A community that gathers in faith, serves in love, and proclaims hope, through Jesus Christ.

At Saint Mark’s, you’ll find a community of people who seek to be shaped by the Gospel of Jesus Christ and the great commandment to love God and our neighbors. We are called together day by day, week by week, to lift our voices in praise of God, to seek God’s nearer presence in prayer, and to work for the building up of God’s kingdom, especially by reaching out to other people in need.


Gather in Faith

Worshiping God in the beauty of holiness is one of our chief goals at Saint Mark's, and we do so often. Join us any day of the year as we gather for prayer, song, and worship that refreshes and sustains.

Serve in Love

We take seriously Jesus's teaching that we serve God by serving those who are in need. In the midst of the city, for us this often means reaching out to those on the margins of society. 

Proclaim Hope

We are a community that values comprehensive spiritual growth and formation. 

Coming Up at Saint Mark's

Sunday, August 7: The Rev. Stuart Kenworthy, guest preacher

We welcome the Rev. Stuart Kenworthy as our guest preacher at the 11 a.m. Mass.
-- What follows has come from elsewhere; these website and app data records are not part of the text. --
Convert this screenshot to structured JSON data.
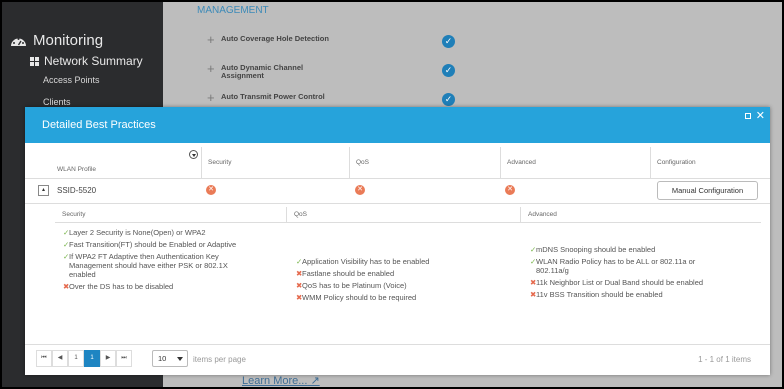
{
  "sidebar": {
    "monitoring": "Monitoring",
    "network_summary": "Network Summary",
    "items": [
      "Access Points",
      "Clients"
    ]
  },
  "background": {
    "section": "MANAGEMENT",
    "rows": [
      "Auto Coverage Hole Detection",
      "Auto Dynamic Channel Assignment",
      "Auto Transmit Power Control"
    ],
    "learn_more": "Learn More..."
  },
  "modal": {
    "title": "Detailed Best Practices",
    "columns": {
      "wlan_profile": "WLAN Profile",
      "security": "Security",
      "qos": "QoS",
      "advanced": "Advanced",
      "configuration": "Configuration"
    },
    "row": {
      "ssid": "SSID-5520",
      "button": "Manual Configuration"
    },
    "details": {
      "headers": {
        "security": "Security",
        "qos": "QoS",
        "advanced": "Advanced"
      },
      "security": [
        {
          "status": "ok",
          "text": "Layer 2 Security is None(Open) or WPA2"
        },
        {
          "status": "ok",
          "text": "Fast Transition(FT) should be Enabled or Adaptive"
        },
        {
          "status": "ok",
          "text": "If WPA2 FT Adaptive then Authentication Key Management should have either PSK or 802.1X enabled"
        },
        {
          "status": "bad",
          "text": "Over the DS has to be disabled"
        }
      ],
      "qos": [
        {
          "status": "ok",
          "text": "Application Visibility has to be enabled"
        },
        {
          "status": "bad",
          "text": "Fastlane should be enabled"
        },
        {
          "status": "bad",
          "text": "QoS has to be Platinum (Voice)"
        },
        {
          "status": "bad",
          "text": "WMM Policy should to be required"
        }
      ],
      "advanced": [
        {
          "status": "ok",
          "text": "mDNS Snooping should be enabled"
        },
        {
          "status": "ok",
          "text": "WLAN Radio Policy has to be ALL or 802.11a or 802.11a/g"
        },
        {
          "status": "bad",
          "text": "11k Neighbor List or Dual Band should be enabled"
        },
        {
          "status": "bad",
          "text": "11v BSS Transition should be enabled"
        }
      ]
    },
    "pager": {
      "first": "⏮",
      "prev": "◀",
      "prev_page": "1",
      "current": "1",
      "next": "▶",
      "last": "⏭",
      "page_size": "10",
      "items_per_page": "items per page",
      "count": "1 - 1 of 1 items"
    }
  },
  "colors": {
    "header": "#26a3db",
    "ok": "#78b54a",
    "bad": "#e56a4e",
    "active_page": "#1e85c2"
  }
}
Fr. Kenworthy is the retired rector of Christ Church Georgetown, Washington, D.C., and recently served as interim vicar of Washington National Cathedral.

Sunday, September 11: Homecoming Sunday
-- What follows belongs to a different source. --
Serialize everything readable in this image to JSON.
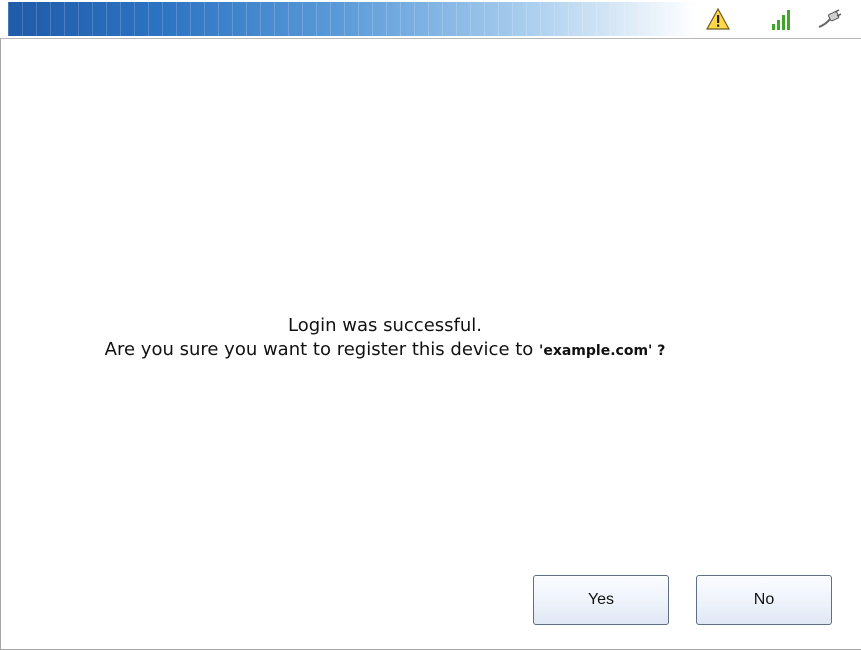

Mark your calendars! Homecoming Sunday marks the beginning of the program year, with the return of the Adult Forum, Schola, the Parish Choir, and the Choir of Boys & Girls. A parish picnic in the garden follows the 11 a.m. Mass.

From the Pulpit

"After calling on us to live lives that turn away from evil and corruption, from lies and deception and from greed, Paul takes us one step further into poverty: there is no longer Greek and Jew, circumcised and uncircumcised, barbarian, Scythian, slave, and free. We can no longer claim those identities, either as our privilege or another’s shame. They can no longer hold us back from each other. Christ has gathered all of that up in his incarnation. Nothing human is foreign to him who was made 'truly man.' The fullness of humanity bridges all of that and the fullness of humanity now in Christ is hid in God. You have died and your life is hid with Christ in God, and when Christ appears, you will appear with him. Anything we do that breaks down suspicions and heals divisions we do because whatever the division, Christ stands on both sides."

Read and listen to Fr. Cobb's sermon from July 31.